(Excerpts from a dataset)
• • •

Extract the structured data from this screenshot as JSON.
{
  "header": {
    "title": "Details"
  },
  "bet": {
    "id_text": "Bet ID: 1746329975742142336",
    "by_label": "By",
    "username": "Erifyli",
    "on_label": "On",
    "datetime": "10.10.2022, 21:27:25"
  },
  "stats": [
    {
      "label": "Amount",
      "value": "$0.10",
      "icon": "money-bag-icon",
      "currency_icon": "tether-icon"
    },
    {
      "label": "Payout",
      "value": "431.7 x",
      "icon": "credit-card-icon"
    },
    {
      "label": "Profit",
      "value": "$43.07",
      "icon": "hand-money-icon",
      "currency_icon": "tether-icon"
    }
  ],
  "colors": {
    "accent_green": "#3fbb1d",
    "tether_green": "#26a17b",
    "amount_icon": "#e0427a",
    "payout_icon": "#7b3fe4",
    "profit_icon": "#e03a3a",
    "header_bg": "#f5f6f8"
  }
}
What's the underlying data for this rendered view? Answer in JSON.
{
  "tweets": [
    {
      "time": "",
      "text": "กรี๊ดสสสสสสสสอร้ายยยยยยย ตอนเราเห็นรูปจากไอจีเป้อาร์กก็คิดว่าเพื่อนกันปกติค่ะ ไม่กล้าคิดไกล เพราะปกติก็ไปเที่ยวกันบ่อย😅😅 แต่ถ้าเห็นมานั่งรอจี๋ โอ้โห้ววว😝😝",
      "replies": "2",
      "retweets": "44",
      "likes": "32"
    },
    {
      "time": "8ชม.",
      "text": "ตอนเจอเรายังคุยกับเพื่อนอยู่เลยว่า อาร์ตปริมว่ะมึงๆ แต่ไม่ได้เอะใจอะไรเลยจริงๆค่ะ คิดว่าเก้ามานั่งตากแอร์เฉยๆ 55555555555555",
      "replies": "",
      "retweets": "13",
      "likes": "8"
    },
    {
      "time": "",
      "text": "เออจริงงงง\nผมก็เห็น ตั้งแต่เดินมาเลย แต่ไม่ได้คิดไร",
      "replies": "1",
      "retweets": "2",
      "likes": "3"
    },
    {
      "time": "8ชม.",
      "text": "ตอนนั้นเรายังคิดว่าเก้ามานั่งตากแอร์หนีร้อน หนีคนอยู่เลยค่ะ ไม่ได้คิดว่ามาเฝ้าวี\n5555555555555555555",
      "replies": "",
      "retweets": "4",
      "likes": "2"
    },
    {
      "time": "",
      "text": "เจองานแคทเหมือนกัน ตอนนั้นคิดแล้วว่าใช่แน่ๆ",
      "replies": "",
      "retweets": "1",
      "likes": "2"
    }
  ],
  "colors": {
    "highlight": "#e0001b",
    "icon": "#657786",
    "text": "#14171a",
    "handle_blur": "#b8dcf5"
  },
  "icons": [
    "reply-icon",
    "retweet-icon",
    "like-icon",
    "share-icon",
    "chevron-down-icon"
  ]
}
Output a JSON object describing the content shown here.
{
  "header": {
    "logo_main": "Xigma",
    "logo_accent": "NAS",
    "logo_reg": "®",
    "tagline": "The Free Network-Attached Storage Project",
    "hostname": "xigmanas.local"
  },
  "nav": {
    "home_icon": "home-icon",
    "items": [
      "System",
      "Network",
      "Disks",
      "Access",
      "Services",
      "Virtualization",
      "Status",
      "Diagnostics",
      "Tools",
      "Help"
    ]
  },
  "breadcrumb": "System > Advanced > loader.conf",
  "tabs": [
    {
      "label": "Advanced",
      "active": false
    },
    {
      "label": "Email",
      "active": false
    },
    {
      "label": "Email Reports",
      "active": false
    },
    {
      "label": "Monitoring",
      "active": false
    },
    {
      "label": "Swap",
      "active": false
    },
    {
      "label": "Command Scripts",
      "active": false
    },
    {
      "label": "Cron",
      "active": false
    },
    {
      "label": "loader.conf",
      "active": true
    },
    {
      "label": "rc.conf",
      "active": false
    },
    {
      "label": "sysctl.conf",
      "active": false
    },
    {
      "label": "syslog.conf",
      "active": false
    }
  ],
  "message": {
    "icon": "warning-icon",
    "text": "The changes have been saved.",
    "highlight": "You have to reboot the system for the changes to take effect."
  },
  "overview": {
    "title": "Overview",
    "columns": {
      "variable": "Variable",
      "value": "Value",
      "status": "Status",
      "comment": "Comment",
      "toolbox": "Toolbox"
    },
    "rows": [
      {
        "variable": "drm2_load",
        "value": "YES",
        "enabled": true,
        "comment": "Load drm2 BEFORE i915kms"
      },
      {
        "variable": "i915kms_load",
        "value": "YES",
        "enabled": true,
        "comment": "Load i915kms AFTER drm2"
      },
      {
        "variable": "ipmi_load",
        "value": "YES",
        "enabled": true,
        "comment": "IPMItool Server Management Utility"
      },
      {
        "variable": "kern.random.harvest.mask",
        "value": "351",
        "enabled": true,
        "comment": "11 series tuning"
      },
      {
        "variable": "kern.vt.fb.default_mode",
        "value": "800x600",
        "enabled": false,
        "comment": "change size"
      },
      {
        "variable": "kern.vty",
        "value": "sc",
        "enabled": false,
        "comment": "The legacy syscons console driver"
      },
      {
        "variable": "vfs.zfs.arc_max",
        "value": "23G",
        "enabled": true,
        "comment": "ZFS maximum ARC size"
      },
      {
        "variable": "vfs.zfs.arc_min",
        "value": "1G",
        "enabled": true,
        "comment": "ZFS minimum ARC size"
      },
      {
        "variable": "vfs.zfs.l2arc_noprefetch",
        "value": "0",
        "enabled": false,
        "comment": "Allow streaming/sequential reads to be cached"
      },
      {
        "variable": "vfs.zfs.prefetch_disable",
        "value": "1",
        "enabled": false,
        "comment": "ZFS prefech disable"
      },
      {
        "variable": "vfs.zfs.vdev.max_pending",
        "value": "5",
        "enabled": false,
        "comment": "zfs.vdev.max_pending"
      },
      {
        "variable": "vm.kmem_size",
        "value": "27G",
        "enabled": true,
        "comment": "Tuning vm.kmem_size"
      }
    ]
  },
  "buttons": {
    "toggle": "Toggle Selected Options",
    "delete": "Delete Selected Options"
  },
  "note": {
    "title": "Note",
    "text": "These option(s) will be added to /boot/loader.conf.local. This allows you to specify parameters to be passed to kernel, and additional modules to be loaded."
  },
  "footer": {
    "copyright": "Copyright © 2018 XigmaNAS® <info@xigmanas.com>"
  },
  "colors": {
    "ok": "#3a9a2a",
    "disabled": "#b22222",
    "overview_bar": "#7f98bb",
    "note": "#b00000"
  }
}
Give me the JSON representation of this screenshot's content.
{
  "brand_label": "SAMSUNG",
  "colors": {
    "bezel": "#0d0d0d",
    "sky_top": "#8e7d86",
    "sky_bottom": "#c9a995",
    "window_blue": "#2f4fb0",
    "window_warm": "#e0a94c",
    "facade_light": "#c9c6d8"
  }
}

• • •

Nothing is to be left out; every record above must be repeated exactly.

Task solution
Extract the structured data from this screenshot as JSON.
{
  "header": {
    "title": "Details"
  },
  "bet": {
    "id_text": "Bet ID: 1746329975742142336",
    "by_label": "By",
    "username": "Erifyli",
    "on_label": "On",
    "datetime": "10.10.2022, 21:27:25"
  },
  "stats": [
    {
      "label": "Amount",
      "value": "$0.10",
      "icon": "money-bag-icon",
      "currency_icon": "tether-icon"
    },
    {
      "label": "Payout",
      "value": "431.7 x",
      "icon": "credit-card-icon"
    },
    {
      "label": "Profit",
      "value": "$43.07",
      "icon": "hand-money-icon",
      "currency_icon": "tether-icon"
    }
  ],
  "colors": {
    "accent_green": "#3fbb1d",
    "tether_green": "#26a17b",
    "amount_icon": "#e0427a",
    "payout_icon": "#7b3fe4",
    "profit_icon": "#e03a3a",
    "header_bg": "#f5f6f8"
  }
}
What's the underlying data for this rendered view? Answer in JSON.
{
  "tweets": [
    {
      "time": "",
      "text": "กรี๊ดสสสสสสสสอร้ายยยยยยย ตอนเราเห็นรูปจากไอจีเป้อาร์กก็คิดว่าเพื่อนกันปกติค่ะ ไม่กล้าคิดไกล เพราะปกติก็ไปเที่ยวกันบ่อย😅😅 แต่ถ้าเห็นมานั่งรอจี๋ โอ้โห้ววว😝😝",
      "replies": "2",
      "retweets": "44",
      "likes": "32"
    },
    {
      "time": "8ชม.",
      "text": "ตอนเจอเรายังคุยกับเพื่อนอยู่เลยว่า อาร์ตปริมว่ะมึงๆ แต่ไม่ได้เอะใจอะไรเลยจริงๆค่ะ คิดว่าเก้ามานั่งตากแอร์เฉยๆ 55555555555555",
      "replies": "",
      "retweets": "13",
      "likes": "8"
    },
    {
      "time": "",
      "text": "เออจริงงงง\nผมก็เห็น ตั้งแต่เดินมาเลย แต่ไม่ได้คิดไร",
      "replies": "1",
      "retweets": "2",
      "likes": "3"
    },
    {
      "time": "8ชม.",
      "text": "ตอนนั้นเรายังคิดว่าเก้ามานั่งตากแอร์หนีร้อน หนีคนอยู่เลยค่ะ ไม่ได้คิดว่ามาเฝ้าวี\n5555555555555555555",
      "replies": "",
      "retweets": "4",
      "likes": "2"
    },
    {
      "time": "",
      "text": "เจองานแคทเหมือนกัน ตอนนั้นคิดแล้วว่าใช่แน่ๆ",
      "replies": "",
      "retweets": "1",
      "likes": "2"
    }
  ],
  "colors": {
    "highlight": "#e0001b",
    "icon": "#657786",
    "text": "#14171a",
    "handle_blur": "#b8dcf5"
  },
  "icons": [
    "reply-icon",
    "retweet-icon",
    "like-icon",
    "share-icon",
    "chevron-down-icon"
  ]
}
Output a JSON object describing the content shown here.
{
  "header": {
    "logo_main": "Xigma",
    "logo_accent": "NAS",
    "logo_reg": "®",
    "tagline": "The Free Network-Attached Storage Project",
    "hostname": "xigmanas.local"
  },
  "nav": {
    "home_icon": "home-icon",
    "items": [
      "System",
      "Network",
      "Disks",
      "Access",
      "Services",
      "Virtualization",
      "Status",
      "Diagnostics",
      "Tools",
      "Help"
    ]
  },
  "breadcrumb": "System > Advanced > loader.conf",
  "tabs": [
    {
      "label": "Advanced",
      "active": false
    },
    {
      "label": "Email",
      "active": false
    },
    {
      "label": "Email Reports",
      "active": false
    },
    {
      "label": "Monitoring",
      "active": false
    },
    {
      "label": "Swap",
      "active": false
    },
    {
      "label": "Command Scripts",
      "active": false
    },
    {
      "label": "Cron",
      "active": false
    },
    {
      "label": "loader.conf",
      "active": true
    },
    {
      "label": "rc.conf",
      "active": false
    },
    {
      "label": "sysctl.conf",
      "active": false
    },
    {
      "label": "syslog.conf",
      "active": false
    }
  ],
  "message": {
    "icon": "warning-icon",
    "text": "The changes have been saved.",
    "highlight": "You have to reboot the system for the changes to take effect."
  },
  "overview": {
    "title": "Overview",
    "columns": {
      "variable": "Variable",
      "value": "Value",
      "status": "Status",
      "comment": "Comment",
      "toolbox": "Toolbox"
    },
    "rows": [
      {
        "variable": "drm2_load",
        "value": "YES",
        "enabled": true,
        "comment": "Load drm2 BEFORE i915kms"
      },
      {
        "variable": "i915kms_load",
        "value": "YES",
        "enabled": true,
        "comment": "Load i915kms AFTER drm2"
      },
      {
        "variable": "ipmi_load",
        "value": "YES",
        "enabled": true,
        "comment": "IPMItool Server Management Utility"
      },
      {
        "variable": "kern.random.harvest.mask",
        "value": "351",
        "enabled": true,
        "comment": "11 series tuning"
      },
      {
        "variable": "kern.vt.fb.default_mode",
        "value": "800x600",
        "enabled": false,
        "comment": "change size"
      },
      {
        "variable": "kern.vty",
        "value": "sc",
        "enabled": false,
        "comment": "The legacy syscons console driver"
      },
      {
        "variable": "vfs.zfs.arc_max",
        "value": "23G",
        "enabled": true,
        "comment": "ZFS maximum ARC size"
      },
      {
        "variable": "vfs.zfs.arc_min",
        "value": "1G",
        "enabled": true,
        "comment": "ZFS minimum ARC size"
      },
      {
        "variable": "vfs.zfs.l2arc_noprefetch",
        "value": "0",
        "enabled": false,
        "comment": "Allow streaming/sequential reads to be cached"
      },
      {
        "variable": "vfs.zfs.prefetch_disable",
        "value": "1",
        "enabled": false,
        "comment": "ZFS prefech disable"
      },
      {
        "variable": "vfs.zfs.vdev.max_pending",
        "value": "5",
        "enabled": false,
        "comment": "zfs.vdev.max_pending"
      },
      {
        "variable": "vm.kmem_size",
        "value": "27G",
        "enabled": true,
        "comment": "Tuning vm.kmem_size"
      }
    ]
  },
  "buttons": {
    "toggle": "Toggle Selected Options",
    "delete": "Delete Selected Options"
  },
  "note": {
    "title": "Note",
    "text": "These option(s) will be added to /boot/loader.conf.local. This allows you to specify parameters to be passed to kernel, and additional modules to be loaded."
  },
  "footer": {
    "copyright": "Copyright © 2018 XigmaNAS® <info@xigmanas.com>"
  },
  "colors": {
    "ok": "#3a9a2a",
    "disabled": "#b22222",
    "overview_bar": "#7f98bb",
    "note": "#b00000"
  }
}
Give me the JSON representation of this screenshot's content.
{
  "brand_label": "SAMSUNG",
  "colors": {
    "bezel": "#0d0d0d",
    "sky_top": "#8e7d86",
    "sky_bottom": "#c9a995",
    "window_blue": "#2f4fb0",
    "window_warm": "#e0a94c",
    "facade_light": "#c9c6d8"
  }
}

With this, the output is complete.